ASSIGNMENT
The data that follows is to be given again, exactly as written.

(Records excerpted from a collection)

········

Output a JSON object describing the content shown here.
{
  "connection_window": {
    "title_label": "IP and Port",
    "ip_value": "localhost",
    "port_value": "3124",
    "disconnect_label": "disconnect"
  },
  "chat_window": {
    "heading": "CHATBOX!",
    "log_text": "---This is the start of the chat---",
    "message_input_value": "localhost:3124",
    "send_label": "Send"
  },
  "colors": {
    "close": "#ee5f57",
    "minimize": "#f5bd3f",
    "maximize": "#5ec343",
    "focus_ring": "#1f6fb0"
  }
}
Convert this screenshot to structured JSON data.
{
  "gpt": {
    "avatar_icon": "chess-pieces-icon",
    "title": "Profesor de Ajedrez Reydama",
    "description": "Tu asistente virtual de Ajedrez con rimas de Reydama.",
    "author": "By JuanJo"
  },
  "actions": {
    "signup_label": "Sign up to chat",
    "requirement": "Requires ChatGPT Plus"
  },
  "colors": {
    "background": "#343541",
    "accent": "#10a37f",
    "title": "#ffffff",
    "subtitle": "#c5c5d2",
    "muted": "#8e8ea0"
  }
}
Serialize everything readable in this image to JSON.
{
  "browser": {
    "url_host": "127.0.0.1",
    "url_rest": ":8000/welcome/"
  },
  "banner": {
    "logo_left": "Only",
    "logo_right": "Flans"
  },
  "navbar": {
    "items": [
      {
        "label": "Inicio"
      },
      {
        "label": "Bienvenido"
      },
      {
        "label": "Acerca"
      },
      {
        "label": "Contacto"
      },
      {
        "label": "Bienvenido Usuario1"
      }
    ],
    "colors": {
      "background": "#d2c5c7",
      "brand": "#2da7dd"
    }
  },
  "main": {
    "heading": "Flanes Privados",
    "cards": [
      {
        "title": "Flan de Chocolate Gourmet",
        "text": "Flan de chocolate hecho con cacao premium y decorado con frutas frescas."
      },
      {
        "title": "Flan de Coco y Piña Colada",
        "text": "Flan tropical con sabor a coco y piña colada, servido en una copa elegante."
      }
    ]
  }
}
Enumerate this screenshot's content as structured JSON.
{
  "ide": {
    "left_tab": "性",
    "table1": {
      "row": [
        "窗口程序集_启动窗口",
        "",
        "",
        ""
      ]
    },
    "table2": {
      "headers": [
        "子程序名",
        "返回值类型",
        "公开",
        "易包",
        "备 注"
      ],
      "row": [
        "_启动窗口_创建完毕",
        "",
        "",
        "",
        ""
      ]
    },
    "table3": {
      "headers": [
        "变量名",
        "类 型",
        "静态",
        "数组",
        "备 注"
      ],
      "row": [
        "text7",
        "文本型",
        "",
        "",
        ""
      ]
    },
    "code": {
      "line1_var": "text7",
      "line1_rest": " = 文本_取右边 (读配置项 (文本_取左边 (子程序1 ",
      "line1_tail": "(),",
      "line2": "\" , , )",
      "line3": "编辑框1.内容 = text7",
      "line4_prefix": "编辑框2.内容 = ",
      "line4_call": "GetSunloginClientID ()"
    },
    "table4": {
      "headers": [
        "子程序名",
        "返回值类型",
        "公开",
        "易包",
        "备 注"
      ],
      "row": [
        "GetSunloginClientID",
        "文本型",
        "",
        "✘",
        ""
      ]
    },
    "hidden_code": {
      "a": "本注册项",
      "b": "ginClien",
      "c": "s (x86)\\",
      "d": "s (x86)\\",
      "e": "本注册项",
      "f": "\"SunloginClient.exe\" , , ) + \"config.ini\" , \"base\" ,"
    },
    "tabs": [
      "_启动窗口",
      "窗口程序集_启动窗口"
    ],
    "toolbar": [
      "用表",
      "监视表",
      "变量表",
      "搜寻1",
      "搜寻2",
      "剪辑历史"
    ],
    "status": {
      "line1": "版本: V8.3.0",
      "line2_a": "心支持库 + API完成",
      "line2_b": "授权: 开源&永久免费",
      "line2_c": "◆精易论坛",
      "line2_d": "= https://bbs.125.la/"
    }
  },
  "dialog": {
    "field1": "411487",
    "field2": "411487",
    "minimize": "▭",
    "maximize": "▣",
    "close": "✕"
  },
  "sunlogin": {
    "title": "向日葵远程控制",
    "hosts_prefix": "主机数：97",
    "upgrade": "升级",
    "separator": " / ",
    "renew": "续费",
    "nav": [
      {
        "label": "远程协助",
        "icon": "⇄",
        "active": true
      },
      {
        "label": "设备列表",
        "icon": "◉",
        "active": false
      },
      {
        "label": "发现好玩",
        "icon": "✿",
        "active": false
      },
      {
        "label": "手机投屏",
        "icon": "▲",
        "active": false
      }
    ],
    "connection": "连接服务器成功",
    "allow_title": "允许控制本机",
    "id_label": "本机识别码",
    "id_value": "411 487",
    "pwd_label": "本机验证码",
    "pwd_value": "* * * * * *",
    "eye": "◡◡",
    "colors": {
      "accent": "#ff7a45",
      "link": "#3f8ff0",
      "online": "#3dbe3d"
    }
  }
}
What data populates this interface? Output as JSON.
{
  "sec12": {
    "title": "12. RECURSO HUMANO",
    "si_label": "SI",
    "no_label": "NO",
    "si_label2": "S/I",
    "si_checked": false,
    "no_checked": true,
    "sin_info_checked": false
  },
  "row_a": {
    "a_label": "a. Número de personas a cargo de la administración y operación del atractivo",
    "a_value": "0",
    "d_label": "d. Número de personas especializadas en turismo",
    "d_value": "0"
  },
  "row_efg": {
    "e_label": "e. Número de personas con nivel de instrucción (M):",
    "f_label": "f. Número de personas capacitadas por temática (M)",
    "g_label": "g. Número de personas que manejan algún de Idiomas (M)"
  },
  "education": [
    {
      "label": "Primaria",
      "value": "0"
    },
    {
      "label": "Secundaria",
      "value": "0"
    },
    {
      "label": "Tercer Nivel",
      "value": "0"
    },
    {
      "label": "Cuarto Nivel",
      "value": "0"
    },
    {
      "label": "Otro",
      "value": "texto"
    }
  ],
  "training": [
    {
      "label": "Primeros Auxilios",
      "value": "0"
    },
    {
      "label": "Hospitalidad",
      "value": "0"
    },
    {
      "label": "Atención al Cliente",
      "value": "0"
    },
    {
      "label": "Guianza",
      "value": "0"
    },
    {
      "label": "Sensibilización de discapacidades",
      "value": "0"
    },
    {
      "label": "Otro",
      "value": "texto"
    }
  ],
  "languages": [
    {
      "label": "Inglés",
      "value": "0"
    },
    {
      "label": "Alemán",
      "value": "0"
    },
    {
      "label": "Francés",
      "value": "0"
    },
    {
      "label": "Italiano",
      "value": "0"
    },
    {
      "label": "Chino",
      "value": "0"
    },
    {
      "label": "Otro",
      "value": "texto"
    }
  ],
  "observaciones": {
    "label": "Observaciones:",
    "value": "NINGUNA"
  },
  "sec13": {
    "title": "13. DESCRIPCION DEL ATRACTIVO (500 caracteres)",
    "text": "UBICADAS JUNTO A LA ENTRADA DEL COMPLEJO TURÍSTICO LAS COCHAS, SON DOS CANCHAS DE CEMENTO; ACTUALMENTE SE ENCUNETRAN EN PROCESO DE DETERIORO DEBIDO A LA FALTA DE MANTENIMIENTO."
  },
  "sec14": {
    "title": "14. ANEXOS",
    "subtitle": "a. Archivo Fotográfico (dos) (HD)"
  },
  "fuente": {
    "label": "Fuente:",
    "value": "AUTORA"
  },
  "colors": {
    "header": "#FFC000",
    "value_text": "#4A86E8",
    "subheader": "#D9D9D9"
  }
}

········

ANSWER BELOW
Output a JSON object describing the content shown here.
{
  "connection_window": {
    "title_label": "IP and Port",
    "ip_value": "localhost",
    "port_value": "3124",
    "disconnect_label": "disconnect"
  },
  "chat_window": {
    "heading": "CHATBOX!",
    "log_text": "---This is the start of the chat---",
    "message_input_value": "localhost:3124",
    "send_label": "Send"
  },
  "colors": {
    "close": "#ee5f57",
    "minimize": "#f5bd3f",
    "maximize": "#5ec343",
    "focus_ring": "#1f6fb0"
  }
}
Convert this screenshot to structured JSON data.
{
  "gpt": {
    "avatar_icon": "chess-pieces-icon",
    "title": "Profesor de Ajedrez Reydama",
    "description": "Tu asistente virtual de Ajedrez con rimas de Reydama.",
    "author": "By JuanJo"
  },
  "actions": {
    "signup_label": "Sign up to chat",
    "requirement": "Requires ChatGPT Plus"
  },
  "colors": {
    "background": "#343541",
    "accent": "#10a37f",
    "title": "#ffffff",
    "subtitle": "#c5c5d2",
    "muted": "#8e8ea0"
  }
}
Serialize everything readable in this image to JSON.
{
  "browser": {
    "url_host": "127.0.0.1",
    "url_rest": ":8000/welcome/"
  },
  "banner": {
    "logo_left": "Only",
    "logo_right": "Flans"
  },
  "navbar": {
    "items": [
      {
        "label": "Inicio"
      },
      {
        "label": "Bienvenido"
      },
      {
        "label": "Acerca"
      },
      {
        "label": "Contacto"
      },
      {
        "label": "Bienvenido Usuario1"
      }
    ],
    "colors": {
      "background": "#d2c5c7",
      "brand": "#2da7dd"
    }
  },
  "main": {
    "heading": "Flanes Privados",
    "cards": [
      {
        "title": "Flan de Chocolate Gourmet",
        "text": "Flan de chocolate hecho con cacao premium y decorado con frutas frescas."
      },
      {
        "title": "Flan de Coco y Piña Colada",
        "text": "Flan tropical con sabor a coco y piña colada, servido en una copa elegante."
      }
    ]
  }
}
Enumerate this screenshot's content as structured JSON.
{
  "ide": {
    "left_tab": "性",
    "table1": {
      "row": [
        "窗口程序集_启动窗口",
        "",
        "",
        ""
      ]
    },
    "table2": {
      "headers": [
        "子程序名",
        "返回值类型",
        "公开",
        "易包",
        "备 注"
      ],
      "row": [
        "_启动窗口_创建完毕",
        "",
        "",
        "",
        ""
      ]
    },
    "table3": {
      "headers": [
        "变量名",
        "类 型",
        "静态",
        "数组",
        "备 注"
      ],
      "row": [
        "text7",
        "文本型",
        "",
        "",
        ""
      ]
    },
    "code": {
      "line1_var": "text7",
      "line1_rest": " = 文本_取右边 (读配置项 (文本_取左边 (子程序1 ",
      "line1_tail": "(),",
      "line2": "\" , , )",
      "line3": "编辑框1.内容 = text7",
      "line4_prefix": "编辑框2.内容 = ",
      "line4_call": "GetSunloginClientID ()"
    },
    "table4": {
      "headers": [
        "子程序名",
        "返回值类型",
        "公开",
        "易包",
        "备 注"
      ],
      "row": [
        "GetSunloginClientID",
        "文本型",
        "",
        "✘",
        ""
      ]
    },
    "hidden_code": {
      "a": "本注册项",
      "b": "ginClien",
      "c": "s (x86)\\",
      "d": "s (x86)\\",
      "e": "本注册项",
      "f": "\"SunloginClient.exe\" , , ) + \"config.ini\" , \"base\" ,"
    },
    "tabs": [
      "_启动窗口",
      "窗口程序集_启动窗口"
    ],
    "toolbar": [
      "用表",
      "监视表",
      "变量表",
      "搜寻1",
      "搜寻2",
      "剪辑历史"
    ],
    "status": {
      "line1": "版本: V8.3.0",
      "line2_a": "心支持库 + API完成",
      "line2_b": "授权: 开源&永久免费",
      "line2_c": "◆精易论坛",
      "line2_d": "= https://bbs.125.la/"
    }
  },
  "dialog": {
    "field1": "411487",
    "field2": "411487",
    "minimize": "▭",
    "maximize": "▣",
    "close": "✕"
  },
  "sunlogin": {
    "title": "向日葵远程控制",
    "hosts_prefix": "主机数：97",
    "upgrade": "升级",
    "separator": " / ",
    "renew": "续费",
    "nav": [
      {
        "label": "远程协助",
        "icon": "⇄",
        "active": true
      },
      {
        "label": "设备列表",
        "icon": "◉",
        "active": false
      },
      {
        "label": "发现好玩",
        "icon": "✿",
        "active": false
      },
      {
        "label": "手机投屏",
        "icon": "▲",
        "active": false
      }
    ],
    "connection": "连接服务器成功",
    "allow_title": "允许控制本机",
    "id_label": "本机识别码",
    "id_value": "411 487",
    "pwd_label": "本机验证码",
    "pwd_value": "* * * * * *",
    "eye": "◡◡",
    "colors": {
      "accent": "#ff7a45",
      "link": "#3f8ff0",
      "online": "#3dbe3d"
    }
  }
}
What data populates this interface? Output as JSON.
{
  "sec12": {
    "title": "12. RECURSO HUMANO",
    "si_label": "SI",
    "no_label": "NO",
    "si_label2": "S/I",
    "si_checked": false,
    "no_checked": true,
    "sin_info_checked": false
  },
  "row_a": {
    "a_label": "a. Número de personas a cargo de la administración y operación del atractivo",
    "a_value": "0",
    "d_label": "d. Número de personas especializadas en turismo",
    "d_value": "0"
  },
  "row_efg": {
    "e_label": "e. Número de personas con nivel de instrucción (M):",
    "f_label": "f. Número de personas capacitadas por temática (M)",
    "g_label": "g. Número de personas que manejan algún de Idiomas (M)"
  },
  "education": [
    {
      "label": "Primaria",
      "value": "0"
    },
    {
      "label": "Secundaria",
      "value": "0"
    },
    {
      "label": "Tercer Nivel",
      "value": "0"
    },
    {
      "label": "Cuarto Nivel",
      "value": "0"
    },
    {
      "label": "Otro",
      "value": "texto"
    }
  ],
  "training": [
    {
      "label": "Primeros Auxilios",
      "value": "0"
    },
    {
      "label": "Hospitalidad",
      "value": "0"
    },
    {
      "label": "Atención al Cliente",
      "value": "0"
    },
    {
      "label": "Guianza",
      "value": "0"
    },
    {
      "label": "Sensibilización de discapacidades",
      "value": "0"
    },
    {
      "label": "Otro",
      "value": "texto"
    }
  ],
  "languages": [
    {
      "label": "Inglés",
      "value": "0"
    },
    {
      "label": "Alemán",
      "value": "0"
    },
    {
      "label": "Francés",
      "value": "0"
    },
    {
      "label": "Italiano",
      "value": "0"
    },
    {
      "label": "Chino",
      "value": "0"
    },
    {
      "label": "Otro",
      "value": "texto"
    }
  ],
  "observaciones": {
    "label": "Observaciones:",
    "value": "NINGUNA"
  },
  "sec13": {
    "title": "13. DESCRIPCION DEL ATRACTIVO (500 caracteres)",
    "text": "UBICADAS JUNTO A LA ENTRADA DEL COMPLEJO TURÍSTICO LAS COCHAS, SON DOS CANCHAS DE CEMENTO; ACTUALMENTE SE ENCUNETRAN EN PROCESO DE DETERIORO DEBIDO A LA FALTA DE MANTENIMIENTO."
  },
  "sec14": {
    "title": "14. ANEXOS",
    "subtitle": "a. Archivo Fotográfico (dos) (HD)"
  },
  "fuente": {
    "label": "Fuente:",
    "value": "AUTORA"
  },
  "colors": {
    "header": "#FFC000",
    "value_text": "#4A86E8",
    "subheader": "#D9D9D9"
  }
}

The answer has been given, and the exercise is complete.